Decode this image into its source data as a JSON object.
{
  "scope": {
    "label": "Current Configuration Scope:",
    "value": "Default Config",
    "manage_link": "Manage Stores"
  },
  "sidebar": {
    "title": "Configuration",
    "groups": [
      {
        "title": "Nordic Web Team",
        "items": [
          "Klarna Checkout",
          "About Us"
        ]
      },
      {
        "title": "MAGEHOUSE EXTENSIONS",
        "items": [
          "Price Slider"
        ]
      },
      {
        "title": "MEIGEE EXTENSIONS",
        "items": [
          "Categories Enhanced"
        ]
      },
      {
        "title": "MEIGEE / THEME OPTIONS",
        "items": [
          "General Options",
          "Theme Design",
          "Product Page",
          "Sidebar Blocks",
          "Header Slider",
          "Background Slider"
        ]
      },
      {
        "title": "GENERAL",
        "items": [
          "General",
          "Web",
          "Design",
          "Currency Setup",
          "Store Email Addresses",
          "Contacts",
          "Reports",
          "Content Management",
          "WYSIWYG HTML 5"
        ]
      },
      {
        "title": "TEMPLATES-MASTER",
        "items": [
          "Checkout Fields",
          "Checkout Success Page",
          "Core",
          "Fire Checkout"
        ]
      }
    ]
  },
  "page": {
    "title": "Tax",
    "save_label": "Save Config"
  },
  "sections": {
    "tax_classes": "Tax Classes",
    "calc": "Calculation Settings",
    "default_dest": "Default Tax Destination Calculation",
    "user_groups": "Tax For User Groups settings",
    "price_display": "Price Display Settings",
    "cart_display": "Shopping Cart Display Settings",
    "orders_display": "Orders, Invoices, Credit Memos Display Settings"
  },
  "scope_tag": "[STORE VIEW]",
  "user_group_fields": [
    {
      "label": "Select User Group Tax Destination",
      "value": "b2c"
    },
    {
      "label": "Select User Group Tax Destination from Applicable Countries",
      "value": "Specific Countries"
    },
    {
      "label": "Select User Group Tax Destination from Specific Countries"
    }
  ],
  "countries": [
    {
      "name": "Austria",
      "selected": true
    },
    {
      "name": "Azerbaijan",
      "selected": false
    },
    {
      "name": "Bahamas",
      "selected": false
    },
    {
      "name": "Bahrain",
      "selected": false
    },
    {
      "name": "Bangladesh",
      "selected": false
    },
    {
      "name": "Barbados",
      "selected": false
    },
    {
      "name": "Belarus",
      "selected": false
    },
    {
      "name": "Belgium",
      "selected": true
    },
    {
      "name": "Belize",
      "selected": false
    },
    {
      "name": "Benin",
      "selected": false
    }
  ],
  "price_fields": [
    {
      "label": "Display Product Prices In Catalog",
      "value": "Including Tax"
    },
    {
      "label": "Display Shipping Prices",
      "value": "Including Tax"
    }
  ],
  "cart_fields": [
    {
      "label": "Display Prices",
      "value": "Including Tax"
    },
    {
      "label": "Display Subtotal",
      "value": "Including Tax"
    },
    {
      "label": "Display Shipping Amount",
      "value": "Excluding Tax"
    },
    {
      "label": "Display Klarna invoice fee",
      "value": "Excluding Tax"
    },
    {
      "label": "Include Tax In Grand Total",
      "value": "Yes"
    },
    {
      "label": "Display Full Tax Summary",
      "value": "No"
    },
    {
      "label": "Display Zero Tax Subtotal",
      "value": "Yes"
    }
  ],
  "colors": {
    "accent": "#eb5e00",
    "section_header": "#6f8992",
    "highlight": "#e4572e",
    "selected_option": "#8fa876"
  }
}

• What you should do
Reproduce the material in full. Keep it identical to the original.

• Answer to this task
Decode this image into its source data as a JSON object.
{
  "scope": {
    "label": "Current Configuration Scope:",
    "value": "Default Config",
    "manage_link": "Manage Stores"
  },
  "sidebar": {
    "title": "Configuration",
    "groups": [
      {
        "title": "Nordic Web Team",
        "items": [
          "Klarna Checkout",
          "About Us"
        ]
      },
      {
        "title": "MAGEHOUSE EXTENSIONS",
        "items": [
          "Price Slider"
        ]
      },
      {
        "title": "MEIGEE EXTENSIONS",
        "items": [
          "Categories Enhanced"
        ]
      },
      {
        "title": "MEIGEE / THEME OPTIONS",
        "items": [
          "General Options",
          "Theme Design",
          "Product Page",
          "Sidebar Blocks",
          "Header Slider",
          "Background Slider"
        ]
      },
      {
        "title": "GENERAL",
        "items": [
          "General",
          "Web",
          "Design",
          "Currency Setup",
          "Store Email Addresses",
          "Contacts",
          "Reports",
          "Content Management",
          "WYSIWYG HTML 5"
        ]
      },
      {
        "title": "TEMPLATES-MASTER",
        "items": [
          "Checkout Fields",
          "Checkout Success Page",
          "Core",
          "Fire Checkout"
        ]
      }
    ]
  },
  "page": {
    "title": "Tax",
    "save_label": "Save Config"
  },
  "sections": {
    "tax_classes": "Tax Classes",
    "calc": "Calculation Settings",
    "default_dest": "Default Tax Destination Calculation",
    "user_groups": "Tax For User Groups settings",
    "price_display": "Price Display Settings",
    "cart_display": "Shopping Cart Display Settings",
    "orders_display": "Orders, Invoices, Credit Memos Display Settings"
  },
  "scope_tag": "[STORE VIEW]",
  "user_group_fields": [
    {
      "label": "Select User Group Tax Destination",
      "value": "b2c"
    },
    {
      "label": "Select User Group Tax Destination from Applicable Countries",
      "value": "Specific Countries"
    },
    {
      "label": "Select User Group Tax Destination from Specific Countries"
    }
  ],
  "countries": [
    {
      "name": "Austria",
      "selected": true
    },
    {
      "name": "Azerbaijan",
      "selected": false
    },
    {
      "name": "Bahamas",
      "selected": false
    },
    {
      "name": "Bahrain",
      "selected": false
    },
    {
      "name": "Bangladesh",
      "selected": false
    },
    {
      "name": "Barbados",
      "selected": false
    },
    {
      "name": "Belarus",
      "selected": false
    },
    {
      "name": "Belgium",
      "selected": true
    },
    {
      "name": "Belize",
      "selected": false
    },
    {
      "name": "Benin",
      "selected": false
    }
  ],
  "price_fields": [
    {
      "label": "Display Product Prices In Catalog",
      "value": "Including Tax"
    },
    {
      "label": "Display Shipping Prices",
      "value": "Including Tax"
    }
  ],
  "cart_fields": [
    {
      "label": "Display Prices",
      "value": "Including Tax"
    },
    {
      "label": "Display Subtotal",
      "value": "Including Tax"
    },
    {
      "label": "Display Shipping Amount",
      "value": "Excluding Tax"
    },
    {
      "label": "Display Klarna invoice fee",
      "value": "Excluding Tax"
    },
    {
      "label": "Include Tax In Grand Total",
      "value": "Yes"
    },
    {
      "label": "Display Full Tax Summary",
      "value": "No"
    },
    {
      "label": "Display Zero Tax Subtotal",
      "value": "Yes"
    }
  ],
  "colors": {
    "accent": "#eb5e00",
    "section_header": "#6f8992",
    "highlight": "#e4572e",
    "selected_option": "#8fa876"
  }
}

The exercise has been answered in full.